■ EXERCISE REQUIREMENTS
Output each entry exactly as written.

■ INPUT MATERIAL
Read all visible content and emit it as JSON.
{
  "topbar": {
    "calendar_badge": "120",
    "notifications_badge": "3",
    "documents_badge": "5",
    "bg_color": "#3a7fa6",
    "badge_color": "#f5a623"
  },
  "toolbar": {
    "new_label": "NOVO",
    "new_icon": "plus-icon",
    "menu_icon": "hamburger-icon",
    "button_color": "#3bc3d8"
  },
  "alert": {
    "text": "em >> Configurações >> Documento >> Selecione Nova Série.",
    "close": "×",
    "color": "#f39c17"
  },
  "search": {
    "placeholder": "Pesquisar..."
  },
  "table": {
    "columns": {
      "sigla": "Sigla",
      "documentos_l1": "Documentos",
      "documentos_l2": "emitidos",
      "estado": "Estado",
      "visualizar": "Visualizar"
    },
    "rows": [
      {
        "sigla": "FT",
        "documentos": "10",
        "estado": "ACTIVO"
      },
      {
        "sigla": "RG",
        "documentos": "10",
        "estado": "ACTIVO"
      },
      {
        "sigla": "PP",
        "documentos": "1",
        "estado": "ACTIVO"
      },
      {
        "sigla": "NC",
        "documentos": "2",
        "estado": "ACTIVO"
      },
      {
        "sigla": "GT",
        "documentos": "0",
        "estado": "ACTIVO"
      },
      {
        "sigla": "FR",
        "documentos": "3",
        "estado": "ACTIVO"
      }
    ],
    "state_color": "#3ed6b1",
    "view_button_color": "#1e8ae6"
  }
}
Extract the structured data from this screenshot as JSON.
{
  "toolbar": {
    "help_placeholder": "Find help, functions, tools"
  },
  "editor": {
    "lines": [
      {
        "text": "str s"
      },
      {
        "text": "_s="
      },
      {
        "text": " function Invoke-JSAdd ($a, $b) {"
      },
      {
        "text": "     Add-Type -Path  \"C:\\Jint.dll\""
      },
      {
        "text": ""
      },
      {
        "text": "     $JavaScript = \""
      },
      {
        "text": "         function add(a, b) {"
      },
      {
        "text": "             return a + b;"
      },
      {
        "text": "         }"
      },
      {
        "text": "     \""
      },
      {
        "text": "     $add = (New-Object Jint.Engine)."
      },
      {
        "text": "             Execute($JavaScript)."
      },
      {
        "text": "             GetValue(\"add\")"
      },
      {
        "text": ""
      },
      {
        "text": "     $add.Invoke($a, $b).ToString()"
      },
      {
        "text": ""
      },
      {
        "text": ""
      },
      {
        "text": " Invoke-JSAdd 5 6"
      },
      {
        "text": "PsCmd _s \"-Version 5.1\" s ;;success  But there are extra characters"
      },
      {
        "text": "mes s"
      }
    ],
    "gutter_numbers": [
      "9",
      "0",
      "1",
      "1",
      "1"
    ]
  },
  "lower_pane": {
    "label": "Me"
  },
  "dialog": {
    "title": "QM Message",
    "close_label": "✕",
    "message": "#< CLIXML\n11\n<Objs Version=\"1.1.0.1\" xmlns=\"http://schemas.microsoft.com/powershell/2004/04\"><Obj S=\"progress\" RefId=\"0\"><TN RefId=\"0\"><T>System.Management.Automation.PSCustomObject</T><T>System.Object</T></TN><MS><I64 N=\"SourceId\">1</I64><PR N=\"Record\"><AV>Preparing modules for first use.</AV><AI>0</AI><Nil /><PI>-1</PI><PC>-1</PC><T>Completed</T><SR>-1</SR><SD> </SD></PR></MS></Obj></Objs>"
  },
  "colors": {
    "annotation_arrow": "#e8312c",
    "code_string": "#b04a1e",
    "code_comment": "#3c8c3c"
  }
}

■ FINAL ANSWER
Read all visible content and emit it as JSON.
{
  "topbar": {
    "calendar_badge": "120",
    "notifications_badge": "3",
    "documents_badge": "5",
    "bg_color": "#3a7fa6",
    "badge_color": "#f5a623"
  },
  "toolbar": {
    "new_label": "NOVO",
    "new_icon": "plus-icon",
    "menu_icon": "hamburger-icon",
    "button_color": "#3bc3d8"
  },
  "alert": {
    "text": "em >> Configurações >> Documento >> Selecione Nova Série.",
    "close": "×",
    "color": "#f39c17"
  },
  "search": {
    "placeholder": "Pesquisar..."
  },
  "table": {
    "columns": {
      "sigla": "Sigla",
      "documentos_l1": "Documentos",
      "documentos_l2": "emitidos",
      "estado": "Estado",
      "visualizar": "Visualizar"
    },
    "rows": [
      {
        "sigla": "FT",
        "documentos": "10",
        "estado": "ACTIVO"
      },
      {
        "sigla": "RG",
        "documentos": "10",
        "estado": "ACTIVO"
      },
      {
        "sigla": "PP",
        "documentos": "1",
        "estado": "ACTIVO"
      },
      {
        "sigla": "NC",
        "documentos": "2",
        "estado": "ACTIVO"
      },
      {
        "sigla": "GT",
        "documentos": "0",
        "estado": "ACTIVO"
      },
      {
        "sigla": "FR",
        "documentos": "3",
        "estado": "ACTIVO"
      }
    ],
    "state_color": "#3ed6b1",
    "view_button_color": "#1e8ae6"
  }
}
Extract the structured data from this screenshot as JSON.
{
  "toolbar": {
    "help_placeholder": "Find help, functions, tools"
  },
  "editor": {
    "lines": [
      {
        "text": "str s"
      },
      {
        "text": "_s="
      },
      {
        "text": " function Invoke-JSAdd ($a, $b) {"
      },
      {
        "text": "     Add-Type -Path  \"C:\\Jint.dll\""
      },
      {
        "text": ""
      },
      {
        "text": "     $JavaScript = \""
      },
      {
        "text": "         function add(a, b) {"
      },
      {
        "text": "             return a + b;"
      },
      {
        "text": "         }"
      },
      {
        "text": "     \""
      },
      {
        "text": "     $add = (New-Object Jint.Engine)."
      },
      {
        "text": "             Execute($JavaScript)."
      },
      {
        "text": "             GetValue(\"add\")"
      },
      {
        "text": ""
      },
      {
        "text": "     $add.Invoke($a, $b).ToString()"
      },
      {
        "text": ""
      },
      {
        "text": ""
      },
      {
        "text": " Invoke-JSAdd 5 6"
      },
      {
        "text": "PsCmd _s \"-Version 5.1\" s ;;success  But there are extra characters"
      },
      {
        "text": "mes s"
      }
    ],
    "gutter_numbers": [
      "9",
      "0",
      "1",
      "1",
      "1"
    ]
  },
  "lower_pane": {
    "label": "Me"
  },
  "dialog": {
    "title": "QM Message",
    "close_label": "✕",
    "message": "#< CLIXML\n11\n<Objs Version=\"1.1.0.1\" xmlns=\"http://schemas.microsoft.com/powershell/2004/04\"><Obj S=\"progress\" RefId=\"0\"><TN RefId=\"0\"><T>System.Management.Automation.PSCustomObject</T><T>System.Object</T></TN><MS><I64 N=\"SourceId\">1</I64><PR N=\"Record\"><AV>Preparing modules for first use.</AV><AI>0</AI><Nil /><PI>-1</PI><PC>-1</PC><T>Completed</T><SR>-1</SR><SD> </SD></PR></MS></Obj></Objs>"
  },
  "colors": {
    "annotation_arrow": "#e8312c",
    "code_string": "#b04a1e",
    "code_comment": "#3c8c3c"
  }
}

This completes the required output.